Some Jacksonville Jaguars Fans Object To New Owner
GUY RAZ, HOST:
From NPR News, this is ALL THINGS CONSIDERED. I'm Guy Raz.
MELISSA BLOCK, HOST:
And I'm Melissa Block.
The NFL season so far has brought plenty of big plays and last-minute upsets. But much of the action this week happened off the field. In Jacksonville, Florida, the Jaguars fired their head coach but they didn't stop there. They're also trying to change owners.
As Karen Feagins of member station WJCT reports, the new buyer is an Illinois businessman from Pakistan.
KAREN FEAGINS, BYLINE: Shahid Khan came to the United States when he was 16. He studied engineering at the University of Illinois at Urbana-Champagne, and took a job at an auto parts company called Flex-N-Gate. He later purchased the company and expanded it. It now has annual revenues of more than two and a half billion dollars.
WAYNE WEAVER: This gentleman is absolutely the American story.
FEAGINS: That's current Jaguars owner Wayne Weaver, a longtime local philanthropist. As he's gotten older, he's searched for a buyer committed to keeping the team in Jacksonville. The Jaguars struggled to win games and fill the stadium, fueling speculation the team will move to Los Angeles or some other big market.
Weaver says he trusts Khan's word that he'll say.
WEAVER: And I found an owner that has that commitment, has that passion.
(SOUNDBITE OF AN ANNOUCEMENT)
FEAGINS: Talk radios phone lines lit up after the announcement. Despite Shahid Khan's quintessentially American story, some Jaguars' fans had a negative reaction to the new owner's ethnicity. Pete Prisco hosts the sports radio talk show in Jacksonville.

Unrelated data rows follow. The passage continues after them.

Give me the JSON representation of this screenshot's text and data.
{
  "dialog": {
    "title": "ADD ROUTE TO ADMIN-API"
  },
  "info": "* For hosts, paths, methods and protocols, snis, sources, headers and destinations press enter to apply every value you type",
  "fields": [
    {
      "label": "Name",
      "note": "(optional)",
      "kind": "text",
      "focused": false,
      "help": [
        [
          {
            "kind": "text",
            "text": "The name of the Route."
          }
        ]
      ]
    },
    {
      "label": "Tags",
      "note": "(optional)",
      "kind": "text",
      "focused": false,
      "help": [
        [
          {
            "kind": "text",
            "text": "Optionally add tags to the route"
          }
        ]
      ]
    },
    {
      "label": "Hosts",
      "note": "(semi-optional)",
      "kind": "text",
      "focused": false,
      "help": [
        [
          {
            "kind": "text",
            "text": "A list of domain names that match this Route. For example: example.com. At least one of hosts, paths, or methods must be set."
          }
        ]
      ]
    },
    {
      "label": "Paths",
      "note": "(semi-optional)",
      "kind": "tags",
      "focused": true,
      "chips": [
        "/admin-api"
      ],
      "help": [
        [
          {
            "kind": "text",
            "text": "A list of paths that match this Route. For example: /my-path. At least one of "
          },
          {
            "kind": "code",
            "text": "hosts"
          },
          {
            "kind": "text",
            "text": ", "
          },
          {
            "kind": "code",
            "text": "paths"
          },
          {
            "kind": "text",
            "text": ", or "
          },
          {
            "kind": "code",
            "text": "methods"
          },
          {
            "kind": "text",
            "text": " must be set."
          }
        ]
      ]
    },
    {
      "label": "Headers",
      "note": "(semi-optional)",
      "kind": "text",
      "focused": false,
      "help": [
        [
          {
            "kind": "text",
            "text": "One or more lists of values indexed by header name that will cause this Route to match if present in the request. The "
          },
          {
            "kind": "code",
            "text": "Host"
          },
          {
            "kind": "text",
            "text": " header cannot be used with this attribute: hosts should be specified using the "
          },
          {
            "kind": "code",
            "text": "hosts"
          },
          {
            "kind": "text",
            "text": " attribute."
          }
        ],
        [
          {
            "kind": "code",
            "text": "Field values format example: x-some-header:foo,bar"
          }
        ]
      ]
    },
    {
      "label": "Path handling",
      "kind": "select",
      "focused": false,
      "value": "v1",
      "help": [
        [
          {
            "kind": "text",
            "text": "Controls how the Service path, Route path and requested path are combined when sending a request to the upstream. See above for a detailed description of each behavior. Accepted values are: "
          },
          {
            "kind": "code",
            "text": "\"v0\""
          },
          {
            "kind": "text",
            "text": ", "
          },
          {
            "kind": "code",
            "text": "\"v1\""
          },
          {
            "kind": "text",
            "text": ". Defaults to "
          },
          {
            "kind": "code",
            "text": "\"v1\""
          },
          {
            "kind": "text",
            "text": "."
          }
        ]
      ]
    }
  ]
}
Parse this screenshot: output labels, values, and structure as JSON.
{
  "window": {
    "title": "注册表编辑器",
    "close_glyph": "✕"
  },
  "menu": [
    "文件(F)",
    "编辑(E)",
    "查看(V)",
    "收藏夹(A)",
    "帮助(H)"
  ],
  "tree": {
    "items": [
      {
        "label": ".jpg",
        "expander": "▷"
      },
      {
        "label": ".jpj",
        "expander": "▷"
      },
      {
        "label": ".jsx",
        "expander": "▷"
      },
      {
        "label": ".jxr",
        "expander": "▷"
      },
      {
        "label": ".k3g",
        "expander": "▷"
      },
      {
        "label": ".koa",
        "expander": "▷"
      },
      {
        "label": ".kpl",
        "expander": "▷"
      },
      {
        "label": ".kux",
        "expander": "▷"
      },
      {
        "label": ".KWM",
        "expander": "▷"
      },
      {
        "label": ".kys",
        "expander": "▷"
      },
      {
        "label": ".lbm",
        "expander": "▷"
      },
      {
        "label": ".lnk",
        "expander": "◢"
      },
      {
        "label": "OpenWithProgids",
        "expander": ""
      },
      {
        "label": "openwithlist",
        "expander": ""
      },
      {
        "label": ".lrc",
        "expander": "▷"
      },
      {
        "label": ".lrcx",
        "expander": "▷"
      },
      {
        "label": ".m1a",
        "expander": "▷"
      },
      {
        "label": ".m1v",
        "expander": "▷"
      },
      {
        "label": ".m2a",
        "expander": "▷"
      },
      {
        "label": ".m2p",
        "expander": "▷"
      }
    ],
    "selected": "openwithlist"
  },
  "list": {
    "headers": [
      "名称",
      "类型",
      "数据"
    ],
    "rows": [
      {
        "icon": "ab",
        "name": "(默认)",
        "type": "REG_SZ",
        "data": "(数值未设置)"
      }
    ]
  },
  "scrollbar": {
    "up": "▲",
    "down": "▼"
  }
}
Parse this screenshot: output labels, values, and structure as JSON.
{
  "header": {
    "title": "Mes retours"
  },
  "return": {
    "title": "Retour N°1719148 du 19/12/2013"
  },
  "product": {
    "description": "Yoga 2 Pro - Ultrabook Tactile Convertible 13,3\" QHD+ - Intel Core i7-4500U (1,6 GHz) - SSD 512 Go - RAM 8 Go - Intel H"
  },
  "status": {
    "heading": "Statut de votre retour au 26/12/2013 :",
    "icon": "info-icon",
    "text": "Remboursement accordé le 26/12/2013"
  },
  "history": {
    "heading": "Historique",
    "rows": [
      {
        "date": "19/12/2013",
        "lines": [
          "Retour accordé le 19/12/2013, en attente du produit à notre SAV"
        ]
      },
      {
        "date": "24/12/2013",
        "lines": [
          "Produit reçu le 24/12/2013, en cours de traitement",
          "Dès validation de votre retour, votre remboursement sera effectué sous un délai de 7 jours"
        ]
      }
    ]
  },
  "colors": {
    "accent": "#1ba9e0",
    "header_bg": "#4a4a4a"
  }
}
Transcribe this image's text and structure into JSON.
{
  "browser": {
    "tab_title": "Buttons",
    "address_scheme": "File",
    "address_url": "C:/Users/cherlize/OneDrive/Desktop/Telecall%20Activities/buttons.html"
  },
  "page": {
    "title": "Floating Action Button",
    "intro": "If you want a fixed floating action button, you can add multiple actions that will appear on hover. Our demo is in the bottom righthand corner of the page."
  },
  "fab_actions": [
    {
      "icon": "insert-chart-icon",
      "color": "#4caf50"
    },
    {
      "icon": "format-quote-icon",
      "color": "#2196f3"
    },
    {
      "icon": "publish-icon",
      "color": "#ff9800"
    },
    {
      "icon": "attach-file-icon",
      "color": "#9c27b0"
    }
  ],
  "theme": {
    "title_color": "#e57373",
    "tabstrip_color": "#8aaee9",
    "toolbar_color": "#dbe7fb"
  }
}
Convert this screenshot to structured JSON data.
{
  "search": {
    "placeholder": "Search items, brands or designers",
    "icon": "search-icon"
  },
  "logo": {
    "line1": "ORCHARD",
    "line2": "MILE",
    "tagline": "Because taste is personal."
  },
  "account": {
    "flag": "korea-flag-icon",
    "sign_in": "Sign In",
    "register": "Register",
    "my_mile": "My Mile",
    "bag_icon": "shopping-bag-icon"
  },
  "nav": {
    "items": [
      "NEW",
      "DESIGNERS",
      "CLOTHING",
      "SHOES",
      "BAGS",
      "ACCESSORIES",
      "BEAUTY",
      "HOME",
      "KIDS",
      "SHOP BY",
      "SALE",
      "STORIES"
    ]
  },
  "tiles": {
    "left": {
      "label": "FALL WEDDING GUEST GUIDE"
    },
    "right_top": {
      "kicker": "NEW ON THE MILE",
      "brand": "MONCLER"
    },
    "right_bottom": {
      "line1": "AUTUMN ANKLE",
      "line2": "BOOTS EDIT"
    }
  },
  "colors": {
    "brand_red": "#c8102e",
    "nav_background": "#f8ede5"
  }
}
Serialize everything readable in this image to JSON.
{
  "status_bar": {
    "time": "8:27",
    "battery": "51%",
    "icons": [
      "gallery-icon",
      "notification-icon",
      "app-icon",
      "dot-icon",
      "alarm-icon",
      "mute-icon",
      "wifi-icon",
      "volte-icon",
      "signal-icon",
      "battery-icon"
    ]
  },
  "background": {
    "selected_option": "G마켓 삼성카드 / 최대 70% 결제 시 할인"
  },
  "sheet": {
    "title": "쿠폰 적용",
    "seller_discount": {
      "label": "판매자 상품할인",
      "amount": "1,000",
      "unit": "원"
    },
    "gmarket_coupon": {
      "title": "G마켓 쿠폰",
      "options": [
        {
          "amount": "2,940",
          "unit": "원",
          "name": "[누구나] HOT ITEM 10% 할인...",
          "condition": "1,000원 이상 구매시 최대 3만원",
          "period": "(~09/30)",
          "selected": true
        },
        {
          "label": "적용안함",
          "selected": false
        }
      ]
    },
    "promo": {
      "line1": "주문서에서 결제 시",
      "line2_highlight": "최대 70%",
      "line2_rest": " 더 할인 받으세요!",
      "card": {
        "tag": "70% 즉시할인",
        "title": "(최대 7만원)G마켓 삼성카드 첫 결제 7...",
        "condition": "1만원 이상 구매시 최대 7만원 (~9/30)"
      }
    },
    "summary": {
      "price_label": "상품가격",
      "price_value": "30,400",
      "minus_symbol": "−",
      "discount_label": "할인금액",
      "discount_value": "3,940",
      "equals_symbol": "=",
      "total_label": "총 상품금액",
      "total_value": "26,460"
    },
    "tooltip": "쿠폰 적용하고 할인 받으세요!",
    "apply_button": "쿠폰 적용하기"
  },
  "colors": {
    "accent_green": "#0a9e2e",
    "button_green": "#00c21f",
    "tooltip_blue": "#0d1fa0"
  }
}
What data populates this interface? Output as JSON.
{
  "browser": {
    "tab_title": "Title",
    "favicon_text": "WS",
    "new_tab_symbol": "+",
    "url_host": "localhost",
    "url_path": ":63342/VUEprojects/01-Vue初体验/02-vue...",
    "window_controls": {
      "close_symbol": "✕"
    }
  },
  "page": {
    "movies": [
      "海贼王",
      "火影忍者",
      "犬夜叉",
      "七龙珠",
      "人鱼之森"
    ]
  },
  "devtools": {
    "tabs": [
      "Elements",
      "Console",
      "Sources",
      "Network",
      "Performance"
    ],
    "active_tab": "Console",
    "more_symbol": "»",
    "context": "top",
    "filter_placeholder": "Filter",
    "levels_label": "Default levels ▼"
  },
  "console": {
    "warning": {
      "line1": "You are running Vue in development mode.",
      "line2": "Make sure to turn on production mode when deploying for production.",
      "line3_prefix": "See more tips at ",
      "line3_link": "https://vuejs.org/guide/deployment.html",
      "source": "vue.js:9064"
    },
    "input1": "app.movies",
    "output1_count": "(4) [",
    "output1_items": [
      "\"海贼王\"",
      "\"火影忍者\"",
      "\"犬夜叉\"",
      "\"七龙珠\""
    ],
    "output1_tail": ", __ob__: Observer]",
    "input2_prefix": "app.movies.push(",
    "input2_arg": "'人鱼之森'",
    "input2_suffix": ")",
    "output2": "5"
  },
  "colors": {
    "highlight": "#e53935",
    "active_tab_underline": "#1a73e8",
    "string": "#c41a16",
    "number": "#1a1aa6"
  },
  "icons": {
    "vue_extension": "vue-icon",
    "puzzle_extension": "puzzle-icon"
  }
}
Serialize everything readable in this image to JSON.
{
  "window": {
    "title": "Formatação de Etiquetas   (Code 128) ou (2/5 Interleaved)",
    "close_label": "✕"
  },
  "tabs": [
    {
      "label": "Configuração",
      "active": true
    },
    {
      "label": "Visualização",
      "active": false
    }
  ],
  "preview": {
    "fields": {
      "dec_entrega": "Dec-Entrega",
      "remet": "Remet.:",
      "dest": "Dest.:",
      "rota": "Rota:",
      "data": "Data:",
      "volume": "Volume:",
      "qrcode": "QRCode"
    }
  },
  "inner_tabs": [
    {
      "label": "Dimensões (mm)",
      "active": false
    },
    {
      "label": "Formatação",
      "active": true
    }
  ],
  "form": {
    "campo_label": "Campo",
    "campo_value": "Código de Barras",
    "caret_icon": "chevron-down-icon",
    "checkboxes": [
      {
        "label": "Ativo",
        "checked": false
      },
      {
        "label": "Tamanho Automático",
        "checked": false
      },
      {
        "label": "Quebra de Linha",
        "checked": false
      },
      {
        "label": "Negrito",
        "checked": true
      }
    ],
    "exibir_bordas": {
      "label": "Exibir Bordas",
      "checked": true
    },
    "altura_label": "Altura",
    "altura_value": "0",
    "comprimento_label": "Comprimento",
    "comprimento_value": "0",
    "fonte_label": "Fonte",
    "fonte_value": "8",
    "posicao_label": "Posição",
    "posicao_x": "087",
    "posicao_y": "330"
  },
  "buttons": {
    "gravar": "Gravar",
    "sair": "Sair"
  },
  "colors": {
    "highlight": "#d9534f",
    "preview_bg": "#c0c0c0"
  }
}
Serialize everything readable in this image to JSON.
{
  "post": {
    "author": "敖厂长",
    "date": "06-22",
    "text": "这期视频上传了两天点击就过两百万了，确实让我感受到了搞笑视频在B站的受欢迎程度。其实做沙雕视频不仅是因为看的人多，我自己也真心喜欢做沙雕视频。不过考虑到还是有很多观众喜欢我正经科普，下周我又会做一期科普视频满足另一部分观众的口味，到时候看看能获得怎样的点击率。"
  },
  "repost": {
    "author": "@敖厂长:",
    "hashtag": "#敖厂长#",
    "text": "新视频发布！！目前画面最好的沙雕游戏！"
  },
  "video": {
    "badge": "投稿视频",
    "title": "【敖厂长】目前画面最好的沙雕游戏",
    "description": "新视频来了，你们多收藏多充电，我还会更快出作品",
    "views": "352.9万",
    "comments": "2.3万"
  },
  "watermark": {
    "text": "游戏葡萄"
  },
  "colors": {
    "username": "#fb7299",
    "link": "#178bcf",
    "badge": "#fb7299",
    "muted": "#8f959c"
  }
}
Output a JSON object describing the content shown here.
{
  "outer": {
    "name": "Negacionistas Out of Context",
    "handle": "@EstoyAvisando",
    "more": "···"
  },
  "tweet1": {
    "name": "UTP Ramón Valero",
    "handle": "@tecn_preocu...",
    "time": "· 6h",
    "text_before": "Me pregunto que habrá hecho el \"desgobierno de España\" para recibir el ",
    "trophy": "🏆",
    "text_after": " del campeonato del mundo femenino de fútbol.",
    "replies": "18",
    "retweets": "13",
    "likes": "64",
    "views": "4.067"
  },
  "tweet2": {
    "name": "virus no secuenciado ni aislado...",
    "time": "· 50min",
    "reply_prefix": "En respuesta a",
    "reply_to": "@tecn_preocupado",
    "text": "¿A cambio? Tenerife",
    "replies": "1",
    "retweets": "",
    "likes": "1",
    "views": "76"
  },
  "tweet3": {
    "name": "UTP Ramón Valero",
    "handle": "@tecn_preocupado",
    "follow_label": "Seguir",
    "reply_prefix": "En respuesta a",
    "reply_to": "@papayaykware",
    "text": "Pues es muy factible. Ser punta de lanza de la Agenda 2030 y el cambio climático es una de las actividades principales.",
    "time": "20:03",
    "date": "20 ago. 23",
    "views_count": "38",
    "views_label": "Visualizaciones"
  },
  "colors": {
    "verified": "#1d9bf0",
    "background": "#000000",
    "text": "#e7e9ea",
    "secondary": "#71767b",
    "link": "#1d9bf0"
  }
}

PETE PRISCO: I was hopeful that it wouldn't be ugly and naturally there are idiots out there. And it got a little ugly. I had a call the other day from a guy who said he would not buy a ticket to the franchise unless it was owned by an American.
FEAGINS: Jokes and slurs about Khan's Pakistani roots circulated online and were peppered throughout the comments on the local news websites. Prisco worries those reactions will paint a negative picture of the city, despite the fact that Khan is now a U.S. citizen.
PRISCO: And the sick thing is, is there's no more racism in this city than there is in any other city. It goes on everywhere. But because we are in the South, automatically people think, oh, it's a racist city. And there's some of that here but there's some of that in New York, there's some of that in Philadelphia, there's some of that everywhere.
FEAGINS: And overall, the fan base in Jacksonville all appears to support the new owner. The day of the announcement, fans began creating T-shirts with the slogan: Yes, We Khan. Another design showed the Jaguars' logo with a thick, dark mustache to reflect Khan's trademark facial hair.
The optimism was apparent at Mudville Grill, a sports bar across the St. Johns River from the stadium. Friends Dick Maloney and Billy Edenfield(ph) have been Jaguars season ticket holders since the team began playing in 1995. Maloney says he is excited about the team's new direction, especially with the firing of longtime coach Jack Del Rio.
DICK MALONEY: Happy to hear that Del Rio is gone, delighted to know that we have a new owner that might have some money, and happy to see what's going on. We like change.
FEAGINS: As a betting man, Billy Edenfield says he's not sure he'd put money on the Jaguars staying for the long-term if they can't sell more tickets.
BILLY EDENFIELD: The man is a businessman. He's made an investment. He's looking for the future. If it pays off for him, we're okay. If it doesn't, then he's got to make that decision.
FEAGINS: Provisions of the Jaguars stadium lease would make it difficult for the team to leave town, but not impossible. The sale has to be approved by the league owners later this month and would become official January 4th.
For NPR News, I'm Karen Feagins in Jacksonville.
NPR transcripts are created on a rush deadline by Verb8tm, Inc., an NPR contractor, and produced using a proprietary transcription process developed with NPR. This text may not be in its final form and may be updated or revised in the future. Accuracy and availability may vary. The authoritative record of NPR’s programming is the audio record.